Newly promoted Eastern Washington defensive coordinator Eric Sanders is trying to get the most of a group that showed flashes last year, but was inconsistent. (Courtesy of EWU Athletics)

Sanders has been coaching football for 20 years at various levels, including stops in the NFL and at four different college programs.

While this is technically his first time being a defensive coordinator, it’s not the first time he accepted such a position: In 2016 he was hired as Southern Utah’s defensive coordinator.

“While I was on a plane ride there, I got a job (offer from) the Cleveland Browns,” Sanders said.

A friend at Southern Utah told him he needed to take the NFL job, and he did. He coached the Browns linebackers and nickelbacks for three years instead. Then, he spent a year with the New York Jets as a defensive assistant before coaching inside linebackers at Stanford from 2022 to 2022.

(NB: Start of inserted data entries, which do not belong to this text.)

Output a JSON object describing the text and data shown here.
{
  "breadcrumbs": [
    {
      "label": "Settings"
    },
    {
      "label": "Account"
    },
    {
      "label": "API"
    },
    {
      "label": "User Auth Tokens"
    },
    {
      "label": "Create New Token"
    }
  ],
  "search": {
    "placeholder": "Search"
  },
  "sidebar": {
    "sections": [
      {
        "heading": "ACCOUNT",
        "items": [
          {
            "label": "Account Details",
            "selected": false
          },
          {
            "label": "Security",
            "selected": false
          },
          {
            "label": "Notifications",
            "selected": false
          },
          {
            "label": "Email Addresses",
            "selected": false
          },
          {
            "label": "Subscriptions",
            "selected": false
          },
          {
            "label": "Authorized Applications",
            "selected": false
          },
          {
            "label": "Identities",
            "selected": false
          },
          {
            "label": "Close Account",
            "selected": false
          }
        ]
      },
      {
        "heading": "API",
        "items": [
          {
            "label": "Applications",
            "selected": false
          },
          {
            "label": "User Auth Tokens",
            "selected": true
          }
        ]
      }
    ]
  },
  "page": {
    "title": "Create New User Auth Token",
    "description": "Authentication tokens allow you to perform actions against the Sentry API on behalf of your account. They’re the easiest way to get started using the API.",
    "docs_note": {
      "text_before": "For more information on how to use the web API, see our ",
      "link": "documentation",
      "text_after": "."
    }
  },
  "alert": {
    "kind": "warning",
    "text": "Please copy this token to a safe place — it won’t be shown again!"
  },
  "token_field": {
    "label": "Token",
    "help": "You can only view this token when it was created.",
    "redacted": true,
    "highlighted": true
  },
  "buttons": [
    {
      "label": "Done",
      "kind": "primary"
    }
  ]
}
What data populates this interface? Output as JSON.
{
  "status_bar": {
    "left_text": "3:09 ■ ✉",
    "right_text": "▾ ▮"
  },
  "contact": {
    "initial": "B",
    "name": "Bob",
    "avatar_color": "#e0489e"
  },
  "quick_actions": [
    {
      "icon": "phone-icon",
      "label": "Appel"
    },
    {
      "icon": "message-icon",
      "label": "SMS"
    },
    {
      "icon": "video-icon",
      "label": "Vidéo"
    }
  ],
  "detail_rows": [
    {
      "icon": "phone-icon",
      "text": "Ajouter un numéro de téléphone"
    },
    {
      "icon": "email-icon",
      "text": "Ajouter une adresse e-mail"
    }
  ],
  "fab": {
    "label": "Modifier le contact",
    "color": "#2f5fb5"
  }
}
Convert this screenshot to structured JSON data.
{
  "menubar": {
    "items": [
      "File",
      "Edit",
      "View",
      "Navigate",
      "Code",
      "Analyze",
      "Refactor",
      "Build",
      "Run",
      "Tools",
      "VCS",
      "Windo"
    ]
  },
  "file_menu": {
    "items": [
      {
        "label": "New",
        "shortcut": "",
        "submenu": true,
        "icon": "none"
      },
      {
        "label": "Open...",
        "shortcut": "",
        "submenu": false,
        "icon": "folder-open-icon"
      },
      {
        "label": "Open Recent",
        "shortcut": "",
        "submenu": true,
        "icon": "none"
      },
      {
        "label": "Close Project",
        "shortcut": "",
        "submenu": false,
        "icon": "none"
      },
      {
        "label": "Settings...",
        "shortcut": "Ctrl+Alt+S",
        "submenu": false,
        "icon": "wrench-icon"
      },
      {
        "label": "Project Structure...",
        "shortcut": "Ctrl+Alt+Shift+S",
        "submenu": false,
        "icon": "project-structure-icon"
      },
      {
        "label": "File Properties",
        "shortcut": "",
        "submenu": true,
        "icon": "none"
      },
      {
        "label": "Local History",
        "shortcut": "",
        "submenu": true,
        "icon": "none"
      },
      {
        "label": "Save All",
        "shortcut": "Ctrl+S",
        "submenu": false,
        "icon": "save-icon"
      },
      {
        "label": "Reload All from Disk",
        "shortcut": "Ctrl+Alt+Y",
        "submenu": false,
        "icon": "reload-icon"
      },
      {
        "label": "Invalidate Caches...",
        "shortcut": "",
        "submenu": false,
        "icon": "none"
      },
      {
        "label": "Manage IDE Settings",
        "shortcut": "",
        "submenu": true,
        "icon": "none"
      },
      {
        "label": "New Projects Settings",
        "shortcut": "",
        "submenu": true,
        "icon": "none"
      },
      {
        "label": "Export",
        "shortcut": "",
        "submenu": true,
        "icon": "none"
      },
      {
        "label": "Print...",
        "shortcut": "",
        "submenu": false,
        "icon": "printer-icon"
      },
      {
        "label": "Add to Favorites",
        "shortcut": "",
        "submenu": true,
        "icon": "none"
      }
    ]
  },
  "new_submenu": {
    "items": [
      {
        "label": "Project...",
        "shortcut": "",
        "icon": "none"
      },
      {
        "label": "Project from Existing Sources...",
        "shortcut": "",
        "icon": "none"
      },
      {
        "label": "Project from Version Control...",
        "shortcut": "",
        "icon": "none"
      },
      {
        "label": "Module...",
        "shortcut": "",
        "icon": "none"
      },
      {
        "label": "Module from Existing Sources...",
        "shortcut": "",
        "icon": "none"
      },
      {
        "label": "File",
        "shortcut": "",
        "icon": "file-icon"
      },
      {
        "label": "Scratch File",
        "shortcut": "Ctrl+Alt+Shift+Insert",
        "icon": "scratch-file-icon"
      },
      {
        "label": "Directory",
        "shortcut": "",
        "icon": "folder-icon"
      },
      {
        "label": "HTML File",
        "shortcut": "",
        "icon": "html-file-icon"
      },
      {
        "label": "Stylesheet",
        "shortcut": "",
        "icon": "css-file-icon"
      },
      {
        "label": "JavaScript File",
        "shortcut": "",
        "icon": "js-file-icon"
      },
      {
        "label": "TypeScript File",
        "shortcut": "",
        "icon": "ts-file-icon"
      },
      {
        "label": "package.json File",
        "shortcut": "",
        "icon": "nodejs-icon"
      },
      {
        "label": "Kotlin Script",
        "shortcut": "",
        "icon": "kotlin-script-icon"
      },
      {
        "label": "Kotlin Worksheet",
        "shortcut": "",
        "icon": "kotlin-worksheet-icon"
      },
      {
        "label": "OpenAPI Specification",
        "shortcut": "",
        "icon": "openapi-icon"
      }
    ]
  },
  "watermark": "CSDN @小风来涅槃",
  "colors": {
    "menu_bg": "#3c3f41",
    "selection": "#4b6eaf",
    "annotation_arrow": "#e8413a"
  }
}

All that to say, this is technically the first time Sanders is actually doing the job of defensive coordinator.

“It’s very busy. I expected that, but there’s a lot to do,” Sanders said. “That’s how it goes … I am figuring it out bit by bit.”

Looking back at last season, when Sanders coached Eastern’s linebackers, he pointed to the Fresno State game as exemplifying the type of defense he wants the Eagles to play.

The Bulldogs won nine games last season, but they needed overtime to beat the Eagles, 34-31, on a warm September evening in Fresno. The Eagles held them to 365 yards, fewer than six other Division I teams did.

“I watch film of that game, and I’d take that film anywhere,” Sanders said. “This is who our guys are. … We were all over the field in that game, playing our hearts out. I am so proud of our effort and performance. That’s how we want to play.”

Now the challenge is to muster a group that is mostly the same as last year’s to perform better than it did last year.

“We’re not asking to be in the top 5 in the nation,” Best said. “That’s not what we’re asking. We just need to be sure we stop the run, we tackle the football, turn the football over, play good in the red zone and everything else will take care of itself.”

In Sanders’ estimation, the Eagles played well-intentioned defense last year, but there were times when the team tried to play too perfectly. That, he said, is a recipe for disaster, because even if a player abandons his gap too early in an effort to help his teammates, he’s still abandoning his gap.

Overcompensation, then, is something Sanders wants players to avoid doing.

Instead, he just wants them to attack.

“Good defense attacks, hits hard and reduces space in the run game because we’re hitting guys and moving them backwards,” Sanders said. “The No. 1 goal is to attack more. We’re not going to stop attacking.”